This allows them to identify the large ‘core genome’ (i.e. DNA regions that are always the same and never change), as well as the smaller ‘accessory genomes’ (i.e. DNA regions that vary across individuals, and give rise to genetic diversity).

Pangenomics is relatively new, but offers huge potential to accelerate crop improvement. When breeders or researchers want to identify candidate DNA sequences (e.g. for gene-editing, or selecting individuals for breeding programs), they often do a genome-wide association study (GWAS).

This involves sequencing the whole genomes of many individuals and comparing them to a single ‘reference’ genome, in order to identify genomic regions that vary across individuals. Homing in on those regions, they search for correlations between particular genetic variants (genotypes) and particular plant traits (phenotypes), such as growth rate, yield, or drought tolerance.

However, a reference genome can only tell you so much. “A single reference genome only tells you about genes of only one particular individual,” explains Varshney.  “Pangenomics can tell you about all possible genes for a given crop species.”

The first crop pangenome was developed for maize in 2014. Since then, researchers have created many more, including major crop species like rice, soybean, and rapeseed.

In 2021, Varshney and his team built a pangenomic map for chickpea using sequencing data from 3,366 genomes. Along the way, they identified superior haplotypes for desirable crop traits, and 56 germplasm lines that could be used for bringing novel haplotypes into the elite germplasm through haplotype-based breeding.

“Now that we have identified superior haplotypes for agronomic traits such as seed size, we can develop assays for those haplotypes,” says Varshney. “[This means] chickpea breeding programmes like Chickpea Breeding Australia can start using this information to introgress superior haplotypes in commercial chickpea varieties.” This he says will provide higher yield and revenues to chickpea growers in Australia.

So, pangenomics lets us take stock of the diversity across an entire species, enabling us to approach crop improvement from a truly global perspective.

HapCat analysis, on the other hand, usually focuses on a smaller population of individuals.
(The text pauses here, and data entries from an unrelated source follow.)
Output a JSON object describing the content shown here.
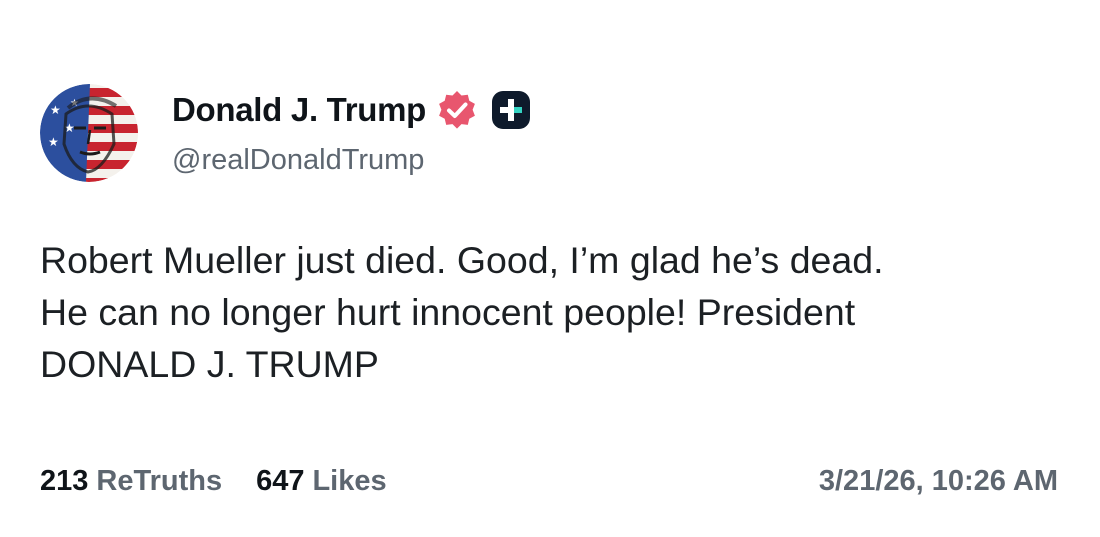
{
  "post": {
    "author": {
      "display_name": "Donald J. Trump",
      "handle": "@realDonaldTrump",
      "avatar_icon": "portrait-flag-avatar",
      "verified_icon": "verified-badge-icon",
      "plus_icon": "plus-badge-icon"
    },
    "body_lines": [
      "Robert Mueller just died. Good, I’m glad he’s dead.",
      "He can no longer hurt innocent people! President",
      "DONALD J. TRUMP"
    ],
    "stats": {
      "retruths_count": "213",
      "retruths_label": "ReTruths",
      "likes_count": "647",
      "likes_label": "Likes"
    },
    "timestamp": "3/21/26, 10:26 AM"
  },
  "colors": {
    "verified_badge": "#e8566e",
    "plus_badge": "#0e1a2b",
    "secondary_text": "#5d6670",
    "primary_text": "#0f1419"
  }
}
Instead of trying to describe all possible genetic variants, HapCat analysis creates a “catalogue of haplotypes”. This is basically a database of all individuals in a population, and the genetic variants they carry on each chromosome. This fine-scale information helps plant breeders select parents to cross together in order to produce superior offspring.

Varshney’s aim for the Chickpea PanGenome & HapCat Hub is to develop and refine data tools and pipelines for using HapCat and pangenomics for crop improvement.
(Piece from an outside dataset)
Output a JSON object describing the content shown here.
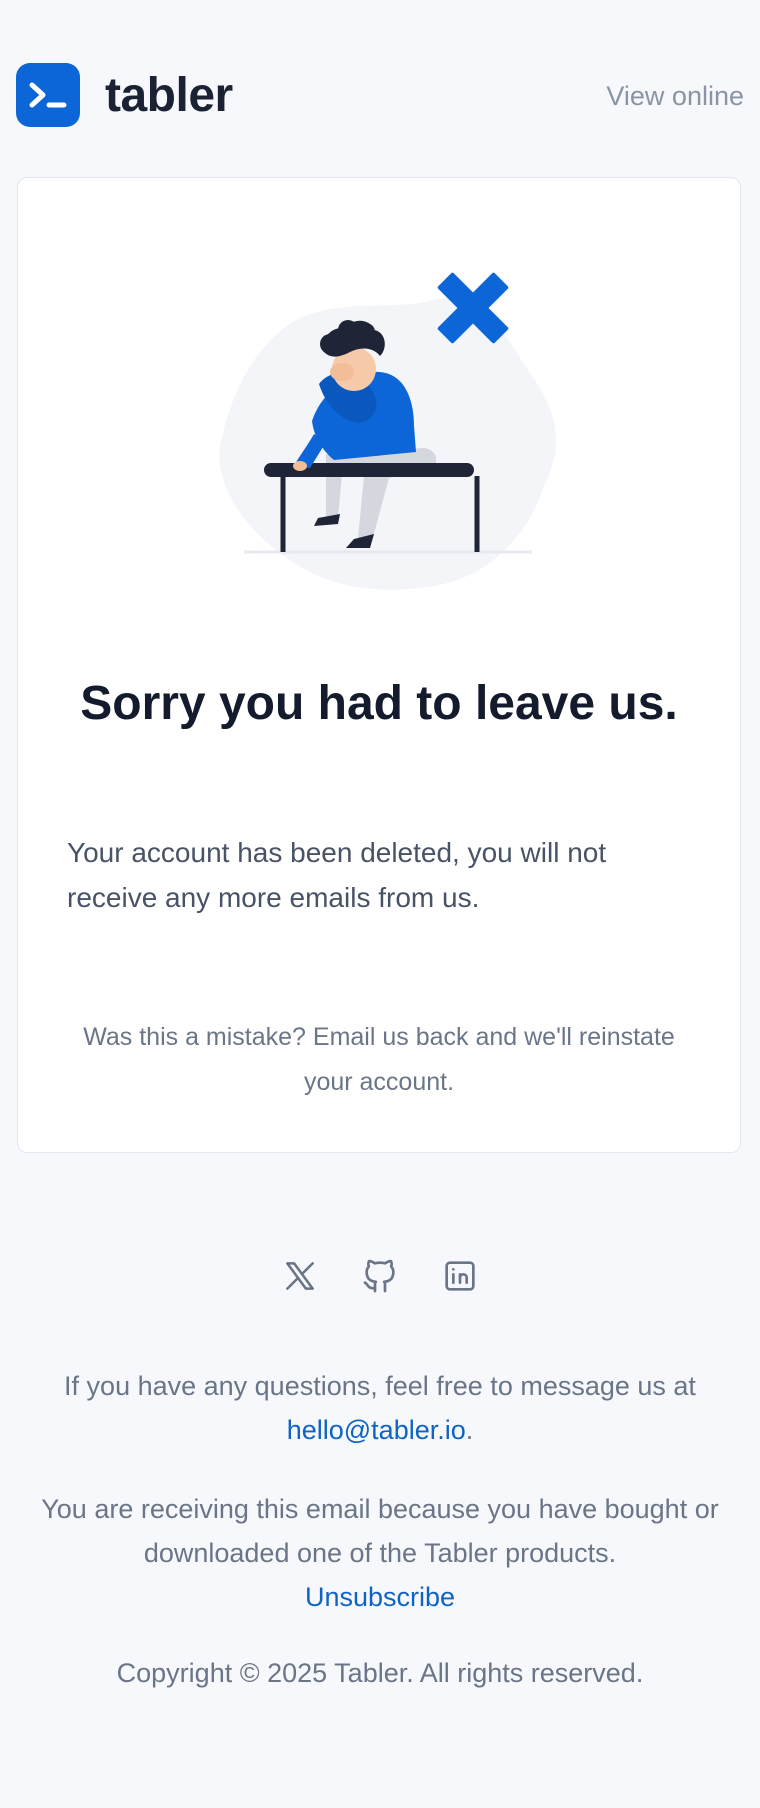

“At present, different research groups have specialized data analytical tools and pipelines that need specialized bioinformatics skills to run pangenome and HapCat analysis, he says. “We would like to refine those tools and pipelines so that they can be used by researchers with minimum bioinformatics skill.”
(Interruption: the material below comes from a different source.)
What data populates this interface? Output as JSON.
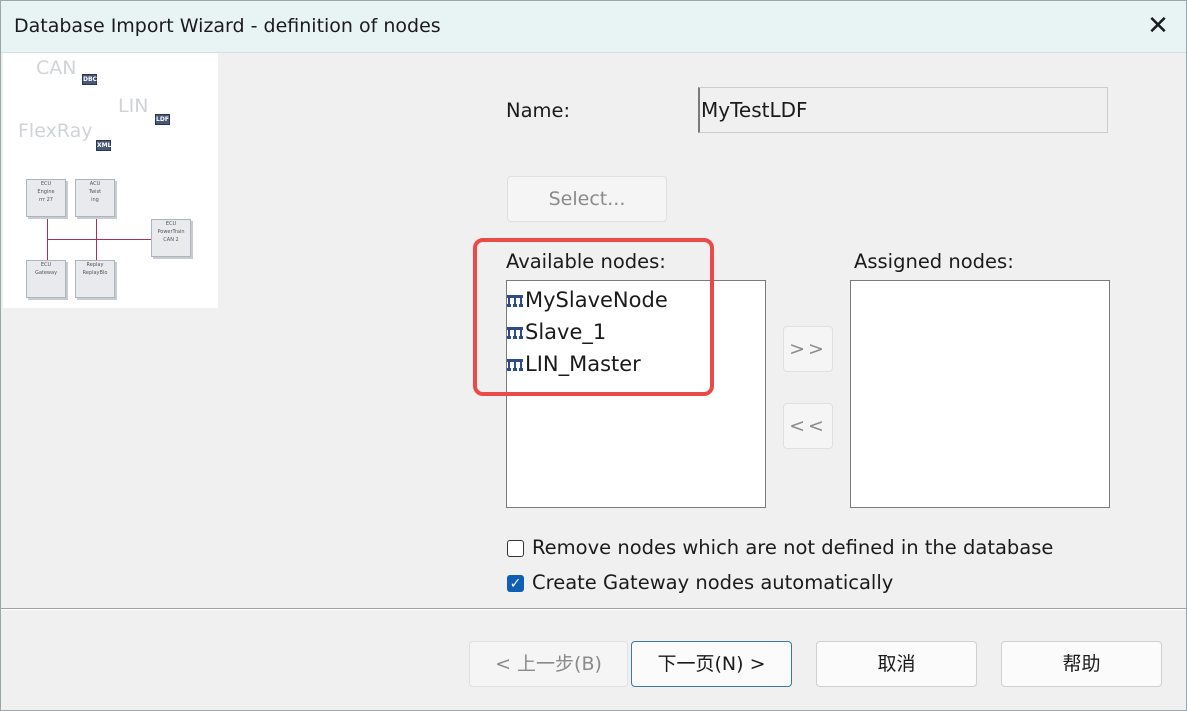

Developing user-friendly analytical tools is important, he says, because it helps to “democratize” the genomic sequencing era, and to bring its benefits to developing countries as well.

Beyond refining the toolkit and making it more accessible, Varshney also hopes to raise awareness for these methods and to educate the wider plant genetic resources community, through targeted capacity-building workshops and webinars.

Written by: Kiri Marker

Corresponding author: Rajeev Varshney